I am curious about the idea that resurrection is beyond science. If we say Jesus was raised bodily from the dead, we are speaking biologically rather than metaphorically or mythically or symbolically. We are making a scientific claim that is absolutely within the realm of biology.
Just how did that happen? Did Jesus’ cells regenerate? What would have happened to his brain function after three days without oxygen? I’m not being factious here. I am taking this quite seriously. Even if it was a unique event, though I am unsure as to the criteria we would use to credit the Christian story and while simultaneously discrediting the other resurrection stories, even then we are still making a claim about a physical body, and that puts it clearly in the realm of science.

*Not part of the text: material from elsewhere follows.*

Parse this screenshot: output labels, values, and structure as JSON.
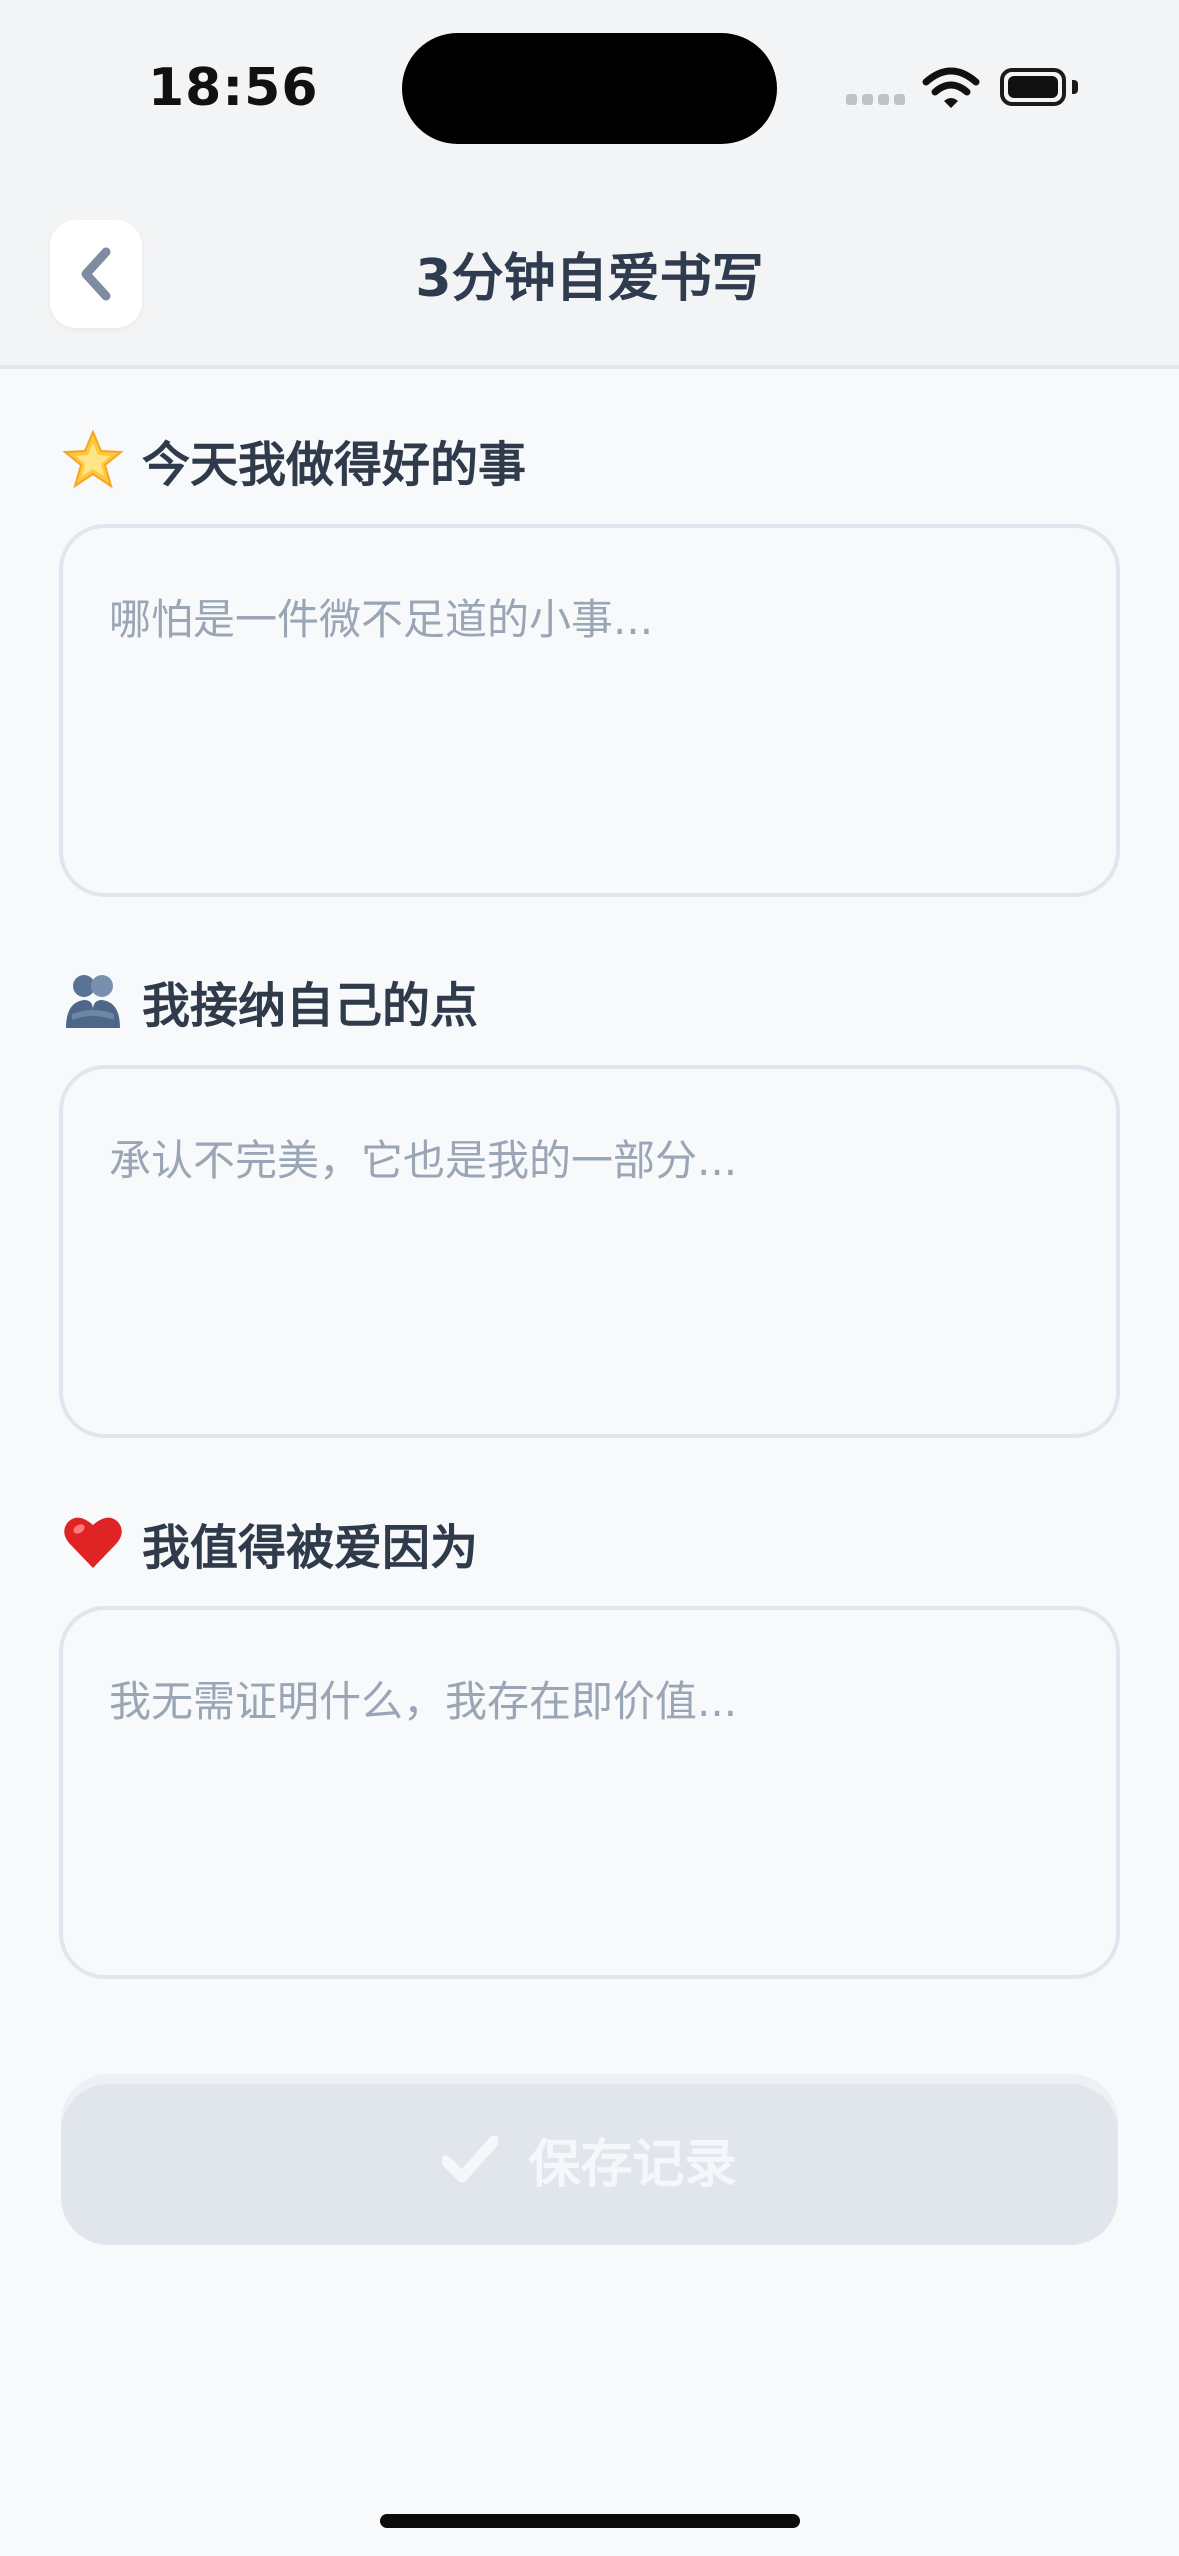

Given that all we know about biology makes the resurrection of the dead after three days physically impossible, the only answer I can come up with is this, “It was a miraculous act of God.” But all that really says is, “Given the nature of human biology, I don’t know how it could happen, but since I want to believe it happened I will take refuge in God.” God doesn’t answer the question, but only allows us to stop asking it.
I guess this is what you mean by it all boiling down to “individual decision.” I think I understand that idea, but, since you and I clearly decide differently, I wonder by what criteria we each make our respective decisions. My criteria are a blend of reason, science, and the fact that my formative years were steeped in denial of Jesus as anything but a Jew like myself. I am willing to question this last element of my conditioned thinking, but I am having a hard time with the first two.
When you opt to speak in theological language, however, I am right there with you. The story of the resurrection is a narrative affirming that the Powers then and now can not defeat the way of God, the way of nonviolent confrontation in the pursuit of justice, compassion, humility, love, and peace. This is deep magic, requiring an alchemical transformation of the human ego from fear to love. And that to me is what religion is: not science but alchemy. Not the literal transformation of lead into gold which, like the bodily resurrection and ascension of Jesus violate the laws of physics, but the psycho-spiritual transformation of the alienated and fearful ego into the integrated, loving, and courageous Self.
As for the resurrection being a delusion, hoax, or mistake, I did not mean to imply this at all. I find these options offensive, reductionist, and shallow. This is like people who say to me, as one who does not believe Jesus is the Christ, “Then you must believe he was a liar.” How shallow that thinking is. Either Jesus is a literalist or a liar? Are these really the only options people of faith are offered? When these people read “I and the Father are one,” they read it as if Jesus were a mathematician rather than a prophet and a poet. That is so sad, and speaks poorly of their religious education.
What I intended to ask you was this, Why do we need the resurrection to hallow anything? Why aren’t the life, teaching, and forgiveness-filled death of Jesus enough? Why isn’t the mythic understanding of the resurrection, the notion that the Way of the Jesus transcends the death of Jesus and any who follow him, enough?
I realize this is taking us very far off topic, and you may choose to ignore all this and get back to our text, but I find your answers so interesting that I just want to hear more.